__WORK TO BE COMPLETED__. Repeat the records. Leave nothing out.

__SUPPLIED MATERIAL__.
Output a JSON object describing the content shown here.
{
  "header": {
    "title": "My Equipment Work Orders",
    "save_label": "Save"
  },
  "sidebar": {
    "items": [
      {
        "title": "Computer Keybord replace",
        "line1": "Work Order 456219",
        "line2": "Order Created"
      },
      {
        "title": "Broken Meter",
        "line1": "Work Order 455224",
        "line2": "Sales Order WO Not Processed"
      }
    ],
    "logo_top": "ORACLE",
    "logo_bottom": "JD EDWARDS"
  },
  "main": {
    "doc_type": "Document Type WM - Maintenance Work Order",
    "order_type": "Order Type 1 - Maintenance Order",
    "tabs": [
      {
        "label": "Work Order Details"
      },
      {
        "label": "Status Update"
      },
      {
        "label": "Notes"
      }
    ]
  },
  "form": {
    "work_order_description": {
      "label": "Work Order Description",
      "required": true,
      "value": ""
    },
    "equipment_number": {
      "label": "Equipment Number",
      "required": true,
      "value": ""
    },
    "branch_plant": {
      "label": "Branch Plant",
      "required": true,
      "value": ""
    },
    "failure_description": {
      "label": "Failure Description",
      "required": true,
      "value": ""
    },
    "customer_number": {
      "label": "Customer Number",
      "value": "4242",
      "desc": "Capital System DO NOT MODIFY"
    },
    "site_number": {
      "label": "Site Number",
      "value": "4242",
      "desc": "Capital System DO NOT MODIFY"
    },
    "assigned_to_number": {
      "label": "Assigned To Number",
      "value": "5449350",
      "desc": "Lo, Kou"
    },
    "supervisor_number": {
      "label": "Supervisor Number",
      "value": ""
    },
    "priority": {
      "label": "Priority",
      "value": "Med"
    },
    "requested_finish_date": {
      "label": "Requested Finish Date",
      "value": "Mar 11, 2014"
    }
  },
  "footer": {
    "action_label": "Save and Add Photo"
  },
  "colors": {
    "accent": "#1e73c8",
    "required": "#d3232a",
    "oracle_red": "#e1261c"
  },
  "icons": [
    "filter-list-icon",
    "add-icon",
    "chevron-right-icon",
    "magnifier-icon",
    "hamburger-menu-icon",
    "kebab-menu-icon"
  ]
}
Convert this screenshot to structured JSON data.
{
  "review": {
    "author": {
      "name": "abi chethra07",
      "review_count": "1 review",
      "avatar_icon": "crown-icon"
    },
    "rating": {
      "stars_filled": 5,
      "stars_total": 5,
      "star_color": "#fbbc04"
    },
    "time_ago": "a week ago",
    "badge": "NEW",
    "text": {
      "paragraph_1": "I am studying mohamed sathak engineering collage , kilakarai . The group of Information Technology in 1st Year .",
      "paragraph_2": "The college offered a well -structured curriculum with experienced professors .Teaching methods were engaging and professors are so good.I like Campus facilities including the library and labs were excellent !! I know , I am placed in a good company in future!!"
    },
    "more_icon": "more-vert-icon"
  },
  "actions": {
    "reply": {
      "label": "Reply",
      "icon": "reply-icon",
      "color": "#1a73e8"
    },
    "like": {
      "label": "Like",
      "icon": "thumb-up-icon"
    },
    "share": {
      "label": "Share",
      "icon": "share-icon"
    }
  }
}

__EXERCISE ANSWER__.
Output a JSON object describing the content shown here.
{
  "header": {
    "title": "My Equipment Work Orders",
    "save_label": "Save"
  },
  "sidebar": {
    "items": [
      {
        "title": "Computer Keybord replace",
        "line1": "Work Order 456219",
        "line2": "Order Created"
      },
      {
        "title": "Broken Meter",
        "line1": "Work Order 455224",
        "line2": "Sales Order WO Not Processed"
      }
    ],
    "logo_top": "ORACLE",
    "logo_bottom": "JD EDWARDS"
  },
  "main": {
    "doc_type": "Document Type WM - Maintenance Work Order",
    "order_type": "Order Type 1 - Maintenance Order",
    "tabs": [
      {
        "label": "Work Order Details"
      },
      {
        "label": "Status Update"
      },
      {
        "label": "Notes"
      }
    ]
  },
  "form": {
    "work_order_description": {
      "label": "Work Order Description",
      "required": true,
      "value": ""
    },
    "equipment_number": {
      "label": "Equipment Number",
      "required": true,
      "value": ""
    },
    "branch_plant": {
      "label": "Branch Plant",
      "required": true,
      "value": ""
    },
    "failure_description": {
      "label": "Failure Description",
      "required": true,
      "value": ""
    },
    "customer_number": {
      "label": "Customer Number",
      "value": "4242",
      "desc": "Capital System DO NOT MODIFY"
    },
    "site_number": {
      "label": "Site Number",
      "value": "4242",
      "desc": "Capital System DO NOT MODIFY"
    },
    "assigned_to_number": {
      "label": "Assigned To Number",
      "value": "5449350",
      "desc": "Lo, Kou"
    },
    "supervisor_number": {
      "label": "Supervisor Number",
      "value": ""
    },
    "priority": {
      "label": "Priority",
      "value": "Med"
    },
    "requested_finish_date": {
      "label": "Requested Finish Date",
      "value": "Mar 11, 2014"
    }
  },
  "footer": {
    "action_label": "Save and Add Photo"
  },
  "colors": {
    "accent": "#1e73c8",
    "required": "#d3232a",
    "oracle_red": "#e1261c"
  },
  "icons": [
    "filter-list-icon",
    "add-icon",
    "chevron-right-icon",
    "magnifier-icon",
    "hamburger-menu-icon",
    "kebab-menu-icon"
  ]
}
Convert this screenshot to structured JSON data.
{
  "review": {
    "author": {
      "name": "abi chethra07",
      "review_count": "1 review",
      "avatar_icon": "crown-icon"
    },
    "rating": {
      "stars_filled": 5,
      "stars_total": 5,
      "star_color": "#fbbc04"
    },
    "time_ago": "a week ago",
    "badge": "NEW",
    "text": {
      "paragraph_1": "I am studying mohamed sathak engineering collage , kilakarai . The group of Information Technology in 1st Year .",
      "paragraph_2": "The college offered a well -structured curriculum with experienced professors .Teaching methods were engaging and professors are so good.I like Campus facilities including the library and labs were excellent !! I know , I am placed in a good company in future!!"
    },
    "more_icon": "more-vert-icon"
  },
  "actions": {
    "reply": {
      "label": "Reply",
      "icon": "reply-icon",
      "color": "#1a73e8"
    },
    "like": {
      "label": "Like",
      "icon": "thumb-up-icon"
    },
    "share": {
      "label": "Share",
      "icon": "share-icon"
    }
  }
}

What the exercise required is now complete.